How Music Improves Focus for ADHD

One of the Most Powerful Tools for ADHD may be Something You Already Do Every Day

How Music Improves Focus for ADHD

Music therapy is an ever-expanding niche in the field of mental health, as studies continue to support the use of music in treatment of depression, trauma, schizophrenia, grief, addiction, and many more conditions.

You probably already know from experience that music can have a powerful effect on mood. In fact, research shows that even sad music can bring comfort to most listeners. But, did you know music can also improve focus and concentration for people with ADHD?

Why it Works

There are a few different ways that music can affect the brain to improve functioning in ADHD.

Brain imaging shows that listening to music increases activity in the prefrontal cortex, basal ganglia, anterior cingulate, and temporal regions – all of which are brain regions associated with ADHD.

Motivation is often a challenge for people with ADHD, and our reward system is often underactive. Another discovery from brain imaging – listening to pleasurable music increased blood flow and dopamine release in brain regions associated with reward and motivation.

ADHD and Music: Genres To Try

Different people will respond to different genres, so it is important to find what works best for the individual.

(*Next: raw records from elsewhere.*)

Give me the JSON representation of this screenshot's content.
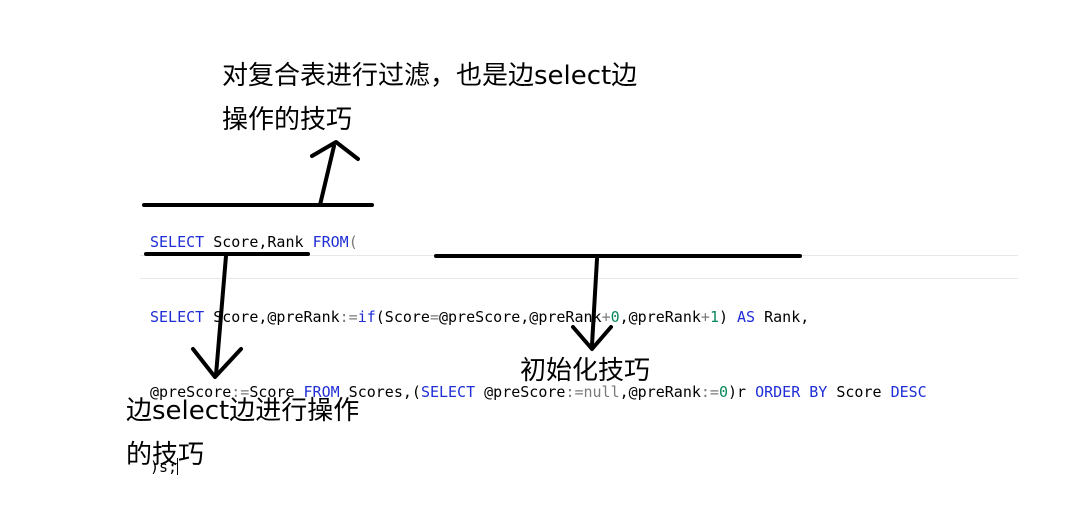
{
  "annotations": {
    "top_line1": "对复合表进行过滤，也是边select边",
    "top_line2": "操作的技巧",
    "left_line1": "边select边进行操作",
    "left_line2": "的技巧",
    "bottom": "初始化技巧"
  },
  "code": {
    "line1": [
      {
        "t": "SELECT",
        "c": "kw"
      },
      {
        "t": " Score,Rank ",
        "c": ""
      },
      {
        "t": "FROM",
        "c": "kw"
      },
      {
        "t": "(",
        "c": "op"
      }
    ],
    "line2": [
      {
        "t": "SELECT",
        "c": "kw"
      },
      {
        "t": " Score,@preRank",
        "c": ""
      },
      {
        "t": ":=",
        "c": "op"
      },
      {
        "t": "if",
        "c": "kw"
      },
      {
        "t": "(Score",
        "c": ""
      },
      {
        "t": "=",
        "c": "op"
      },
      {
        "t": "@preScore,@preRank",
        "c": ""
      },
      {
        "t": "+",
        "c": "op"
      },
      {
        "t": "0",
        "c": "num"
      },
      {
        "t": ",@preRank",
        "c": ""
      },
      {
        "t": "+",
        "c": "op"
      },
      {
        "t": "1",
        "c": "num"
      },
      {
        "t": ") ",
        "c": ""
      },
      {
        "t": "AS",
        "c": "kw"
      },
      {
        "t": " Rank,",
        "c": ""
      }
    ],
    "line3": [
      {
        "t": "@preScore",
        "c": ""
      },
      {
        "t": ":=",
        "c": "op"
      },
      {
        "t": "Score ",
        "c": ""
      },
      {
        "t": "FROM",
        "c": "kw"
      },
      {
        "t": " Scores,(",
        "c": ""
      },
      {
        "t": "SELECT",
        "c": "kw"
      },
      {
        "t": " @preScore",
        "c": ""
      },
      {
        "t": ":=",
        "c": "op"
      },
      {
        "t": "null",
        "c": "op"
      },
      {
        "t": ",@preRank",
        "c": ""
      },
      {
        "t": ":=",
        "c": "op"
      },
      {
        "t": "0",
        "c": "num"
      },
      {
        "t": ")r ",
        "c": ""
      },
      {
        "t": "ORDER BY",
        "c": "kw"
      },
      {
        "t": " Score ",
        "c": ""
      },
      {
        "t": "DESC",
        "c": "kw"
      }
    ],
    "line4": [
      {
        "t": ")s;",
        "c": ""
      }
    ]
  }
}
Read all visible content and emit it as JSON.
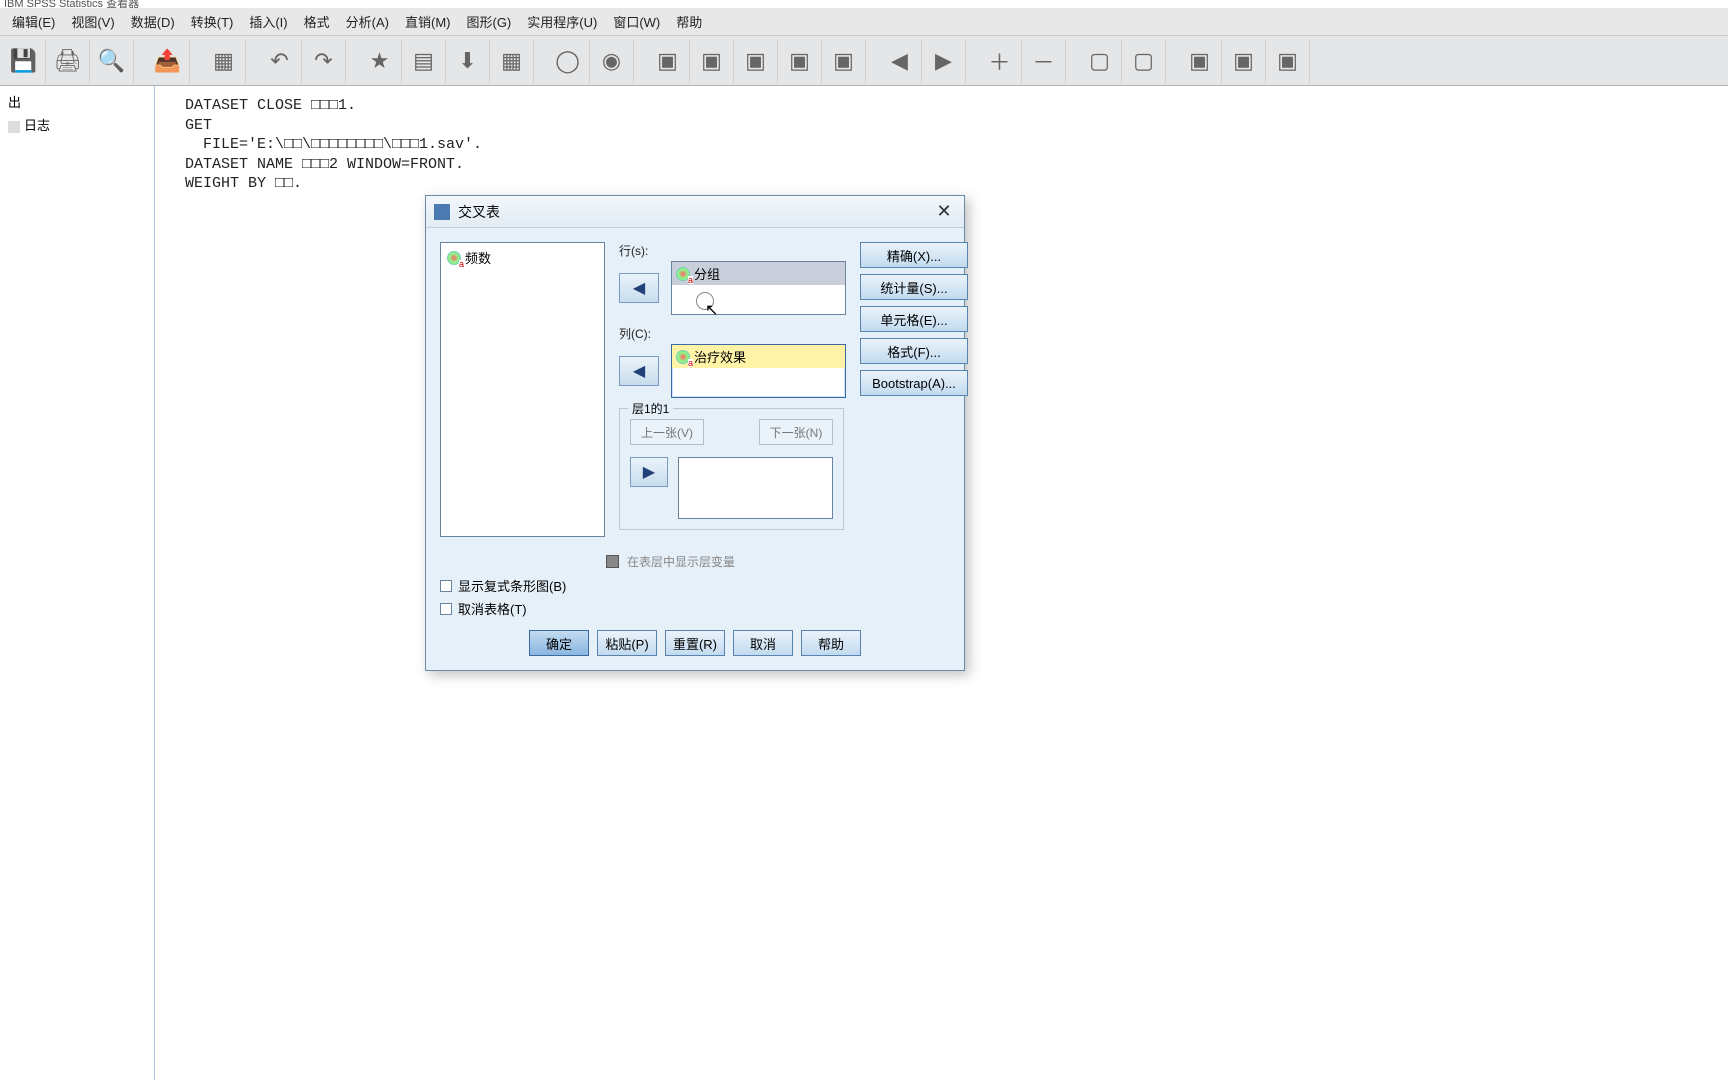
{
  "title_bar": "IBM SPSS Statistics 查看器",
  "menus": {
    "edit": "编辑(E)",
    "view": "视图(V)",
    "data": "数据(D)",
    "transform": "转换(T)",
    "insert": "插入(I)",
    "format": "格式",
    "analyze": "分析(A)",
    "direct": "直销(M)",
    "graph": "图形(G)",
    "util": "实用程序(U)",
    "window": "窗口(W)",
    "help": "帮助"
  },
  "sidebar": {
    "node_out": "出",
    "node_log": "日志"
  },
  "syntax": "DATASET CLOSE □□□1.\nGET\n  FILE='E:\\□□\\□□□□□□□□\\□□□1.sav'.\nDATASET NAME □□□2 WINDOW=FRONT.\nWEIGHT BY □□.",
  "dialog": {
    "title": "交叉表",
    "source_vars": [
      "频数"
    ],
    "rows_label": "行(s):",
    "rows_items": [
      "分组"
    ],
    "cols_label": "列(C):",
    "cols_items": [
      "治疗效果"
    ],
    "layer": {
      "title": "层1的1",
      "prev": "上一张(V)",
      "next": "下一张(N)"
    },
    "layer_check": "在表层中显示层变量",
    "chk_bar": "显示复式条形图(B)",
    "chk_suppress": "取消表格(T)",
    "right_buttons": {
      "exact": "精确(X)...",
      "stats": "统计量(S)...",
      "cells": "单元格(E)...",
      "format": "格式(F)...",
      "bootstrap": "Bootstrap(A)..."
    },
    "buttons": {
      "ok": "确定",
      "paste": "粘贴(P)",
      "reset": "重置(R)",
      "cancel": "取消",
      "help": "帮助"
    }
  }
}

In general, there are a few specific genres of music that have been shown to help with ADHD symptoms:

  • Classical
  • Techno (our co-founder & CEO, Chris’ favorite Spotify playlist: “ADHD Techno Focus”)
  • White Noise
  • Binaural Beats (Talk to your healthcare provider before listening to binaural beats if you experience seizures or have a pacemaker)

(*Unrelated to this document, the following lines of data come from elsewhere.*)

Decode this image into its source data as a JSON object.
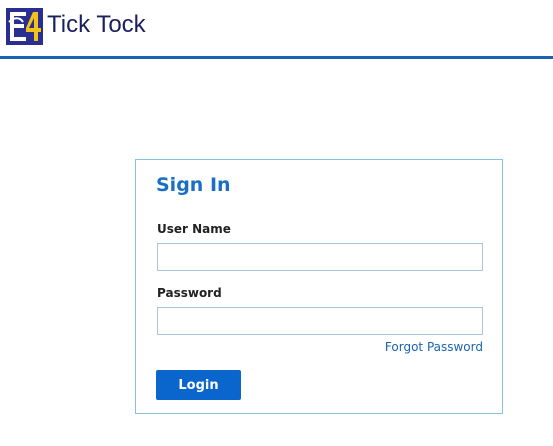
{
  "header": {
    "brand_name": "Tick Tock",
    "logo_icon": "e4-logo-icon",
    "colors": {
      "logo_blue": "#2a2f8f",
      "logo_yellow": "#f3c21a",
      "header_rule": "#1a63b2"
    }
  },
  "signin": {
    "title": "Sign In",
    "username_label": "User Name",
    "username_value": "",
    "username_placeholder": "",
    "password_label": "Password",
    "password_value": "",
    "password_placeholder": "",
    "forgot_link": "Forgot Password",
    "login_button": "Login",
    "colors": {
      "title": "#1a6fc4",
      "button": "#0a66cc",
      "card_border": "#86c3e0"
    }
  }
}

See more recommendations from Shimmer coaches and members here!

Tips To Make ADHD Focus Music Work for You

Try some of these tips to see which kinds of music may work best for people with ADHD, and how to use it for best results.

  1. Pick something with a clear, consistent rhythm
  2. Keep the volume at a level you can hear, but not loud
  3. Techno is great, but try to avoid extremely fast-paced music
  4. Lyrics can be too distracting, so pick something without words or something in a language you don’t speak
  5. Try to avoid listening to music on services with a ton of commercials
  6. Pair your music with some dancing for an extra boost of energy
  7. Create specific playlists for specific tasks

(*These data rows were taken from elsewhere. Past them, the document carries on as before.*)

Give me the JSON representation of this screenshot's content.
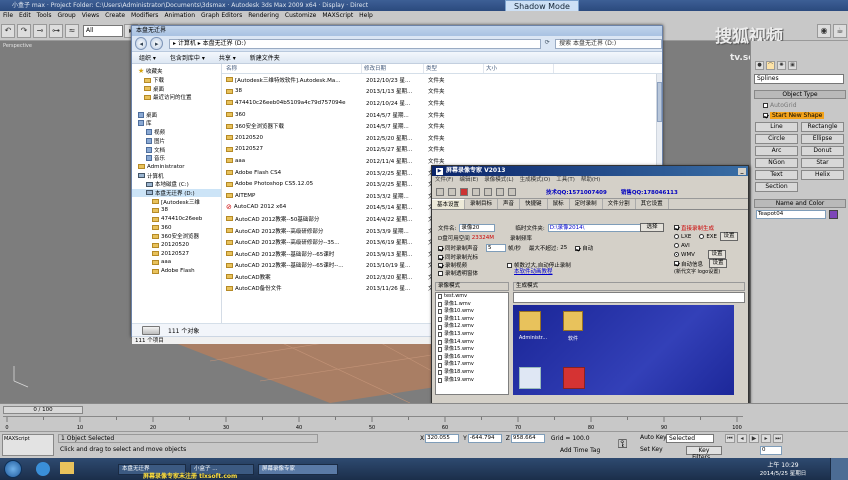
{
  "max": {
    "title": "小盒子 max  ·  Project Folder: C:\\Users\\Administrator\\Documents\\3dsmax  ·  Autodesk 3ds Max  2009 x64  ·  Display  ·  Direct",
    "menu": [
      "File",
      "Edit",
      "Tools",
      "Group",
      "Views",
      "Create",
      "Modifiers",
      "Animation",
      "Graph Editors",
      "Rendering",
      "Customize",
      "MAXScript",
      "Help"
    ],
    "shadow_mode": "Shadow Mode",
    "selection_filter": "All",
    "viewport_label": "Perspective",
    "watermark": "搜狐视频",
    "watermark_url": "tv.sohu.com",
    "cmd_dropdown": "Splines",
    "object_type_header": "Object Type",
    "autogrid": "AutoGrid",
    "start_new_shape": "Start New Shape",
    "shape_buttons": [
      "Line",
      "Rectangle",
      "Circle",
      "Ellipse",
      "Arc",
      "Donut",
      "NGon",
      "Star",
      "Text",
      "Helix",
      "Section"
    ],
    "name_color_header": "Name and Color",
    "object_name": "Teapot04",
    "time_slider": "0 / 100",
    "ruler_ticks": [
      "0",
      "10",
      "20",
      "30",
      "40",
      "50",
      "60",
      "70",
      "80",
      "90",
      "100"
    ],
    "maxscript_label": "MAXScript",
    "status_selected": "1 Object Selected",
    "status_prompt": "Click and drag to select and move objects",
    "coord_x": "320.055",
    "coord_y": "-644.794",
    "coord_z": "958.664",
    "grid": "Grid = 100.0",
    "add_time_tag": "Add Time Tag",
    "auto_key": "Auto Key",
    "auto_key_value": "Selected",
    "set_key": "Set Key",
    "key_filters": "Key Filters...",
    "frame_value": "0",
    "accent_color": "#f4a31b"
  },
  "explorer": {
    "caption": "本盘无迁界",
    "breadcrumb": "▸ 计算机 ▸ 本盘无迁界 (D:)",
    "search_placeholder": "搜索 本盘无迁界 (D:)",
    "commands": [
      "组织 ▾",
      "包含到库中 ▾",
      "共享 ▾",
      "新建文件夹"
    ],
    "columns": [
      "名称",
      "修改日期",
      "类型",
      "大小"
    ],
    "nav": [
      {
        "label": "收藏夹",
        "icon": "star"
      },
      {
        "label": "下载",
        "icon": "folder"
      },
      {
        "label": "桌面",
        "icon": "folder"
      },
      {
        "label": "最近访问的位置",
        "icon": "folder"
      },
      {
        "label": "",
        "icon": "none"
      },
      {
        "label": "桌面",
        "icon": "lib"
      },
      {
        "label": "库",
        "icon": "lib"
      },
      {
        "label": "视频",
        "icon": "lib"
      },
      {
        "label": "图片",
        "icon": "lib"
      },
      {
        "label": "文档",
        "icon": "lib"
      },
      {
        "label": "音乐",
        "icon": "lib"
      },
      {
        "label": "Administrator",
        "icon": "folder"
      },
      {
        "label": "计算机",
        "icon": "pc"
      },
      {
        "label": "本地磁盘 (C:)",
        "icon": "pc"
      },
      {
        "label": "本盘无迁界 (D:)",
        "icon": "pc"
      },
      {
        "label": "[Autodesk三维",
        "icon": "folder"
      },
      {
        "label": "38",
        "icon": "folder"
      },
      {
        "label": "474410c26eeb",
        "icon": "folder"
      },
      {
        "label": "360",
        "icon": "folder"
      },
      {
        "label": "360安全浏览器",
        "icon": "folder"
      },
      {
        "label": "20120520",
        "icon": "folder"
      },
      {
        "label": "20120527",
        "icon": "folder"
      },
      {
        "label": "aaa",
        "icon": "folder"
      },
      {
        "label": "Adobe Flash",
        "icon": "folder"
      }
    ],
    "files": [
      {
        "name": "[Autodesk三维特效软件].Autodesk.Ma...",
        "date": "2012/10/23 星...",
        "type": "文件夹"
      },
      {
        "name": "38",
        "date": "2013/1/13 星期...",
        "type": "文件夹"
      },
      {
        "name": "474410c26eeb04b5109a4c79d757094e",
        "date": "2012/10/24 星...",
        "type": "文件夹"
      },
      {
        "name": "360",
        "date": "2014/5/7 星期...",
        "type": "文件夹"
      },
      {
        "name": "360安全浏览器下载",
        "date": "2014/5/7 星期...",
        "type": "文件夹"
      },
      {
        "name": "20120520",
        "date": "2012/5/20 星期...",
        "type": "文件夹"
      },
      {
        "name": "20120527",
        "date": "2012/5/27 星期...",
        "type": "文件夹"
      },
      {
        "name": "aaa",
        "date": "2012/11/4 星期...",
        "type": "文件夹"
      },
      {
        "name": "Adobe Flash CS4",
        "date": "2013/2/25 星期...",
        "type": "文件夹"
      },
      {
        "name": "Adobe Photoshop CS5.12.05",
        "date": "2013/2/25 星期...",
        "type": "文件夹"
      },
      {
        "name": "AITEMP",
        "date": "2013/3/2 星期...",
        "type": "文件夹"
      },
      {
        "name": "AutoCAD 2012 x64",
        "date": "2014/5/14 星期...",
        "type": "文件夹"
      },
      {
        "name": "AutoCAD 2012教案--50基础部分",
        "date": "2014/4/22 星期...",
        "type": "文件夹"
      },
      {
        "name": "AutoCAD 2012教案--高级研修部分",
        "date": "2013/3/9 星期...",
        "type": "文件夹"
      },
      {
        "name": "AutoCAD 2012教案--高级研修部分--35...",
        "date": "2013/6/19 星期...",
        "type": "文件夹"
      },
      {
        "name": "AutoCAD 2012教案--基础部分--65课时",
        "date": "2013/9/13 星期...",
        "type": "文件夹"
      },
      {
        "name": "AutoCAD 2012教案--基础部分--65课时--...",
        "date": "2013/10/19 星...",
        "type": "文件夹"
      },
      {
        "name": "AutoCAD教案",
        "date": "2012/3/20 星期...",
        "type": "文件夹"
      },
      {
        "name": "AutoCAD备份文件",
        "date": "2013/11/26 星...",
        "type": "文件夹"
      }
    ],
    "details_count": "111 个对象",
    "status_count": "111 个项目"
  },
  "recorder": {
    "title": "屏幕录像专家 V2013",
    "menu": [
      "文件(F)",
      "编辑(E)",
      "录像模式(L)",
      "生成模式(O)",
      "工具(T)",
      "帮助(H)"
    ],
    "tech_qq": "技术QQ:1571007409",
    "sales_qq": "销售QQ:178046113",
    "tabs": [
      "基本设置",
      "录制目标",
      "声音",
      "快捷键",
      "鼠标",
      "定时录制",
      "文件分割",
      "其它设置"
    ],
    "filename_label": "文件名:",
    "filename_value": "录像20",
    "temp_label": "临时文件夹:",
    "temp_value": "D:\\录像2014\\",
    "choose_btn": "选择",
    "disk_free_label": "D盘可用空间",
    "disk_free_value": "23324M",
    "record_freq_label": "录制频率",
    "fps_value": "5",
    "fps_unit": "帧/秒",
    "max_label": "最大不超过:",
    "max_value": "25",
    "auto_label": "自动",
    "opt_audio": "同时录制声音",
    "opt_cursor": "同时录制光标",
    "opt_video": "录制视频",
    "opt_transparent": "录制透明窗体",
    "opt_freeze": "帧数过大,自动停止录制",
    "tutorial_link": "本软件动画教程",
    "direct_label": "直接录制生成",
    "format_lxe": "LXE",
    "format_exe": "EXE",
    "format_avi": "AVI",
    "format_wmv": "WMV",
    "set_btn": "设置",
    "auto_info": "自动信息",
    "logo_label": "(新代文字 logo设置)",
    "rec_mode_label": "录像模式",
    "gen_mode_label": "生成模式",
    "recordings": [
      "test.wmv",
      "录像1.wmv",
      "录像10.wmv",
      "录像11.wmv",
      "录像12.wmv",
      "录像13.wmv",
      "录像14.wmv",
      "录像15.wmv",
      "录像16.wmv",
      "录像17.wmv",
      "录像18.wmv",
      "录像19.wmv"
    ],
    "preview_icons": [
      "Administr...",
      "软件"
    ]
  },
  "taskbar": {
    "tasks": [
      "本盘无迁界",
      "小盒子 ...",
      "屏幕录像专家"
    ],
    "caption_line": "屏幕录像专家未注册 tlxsoft.com",
    "time": "上午 10:29",
    "date": "2014/5/25 星期日"
  }
}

While music can help with ADHD symptoms, it’s important to be realistic. It’s not a substitute for other treatments, such as medication, coaching, or therapy. But when used appropriately, music is an excellent addition to your ADHD toolbox.

Interested in more content like this?

Join our newsletter!
You have been successfully subscribed to our newsletter!
Oops! Something went wrong while submitting the form.
Ready to make changes in your life?
Work with a Shimmer ADHD coach to experiment with strategies and craft a routine that works for YOU. Start your journey now with early access.
If you’re interested in writing with us, email

Explore more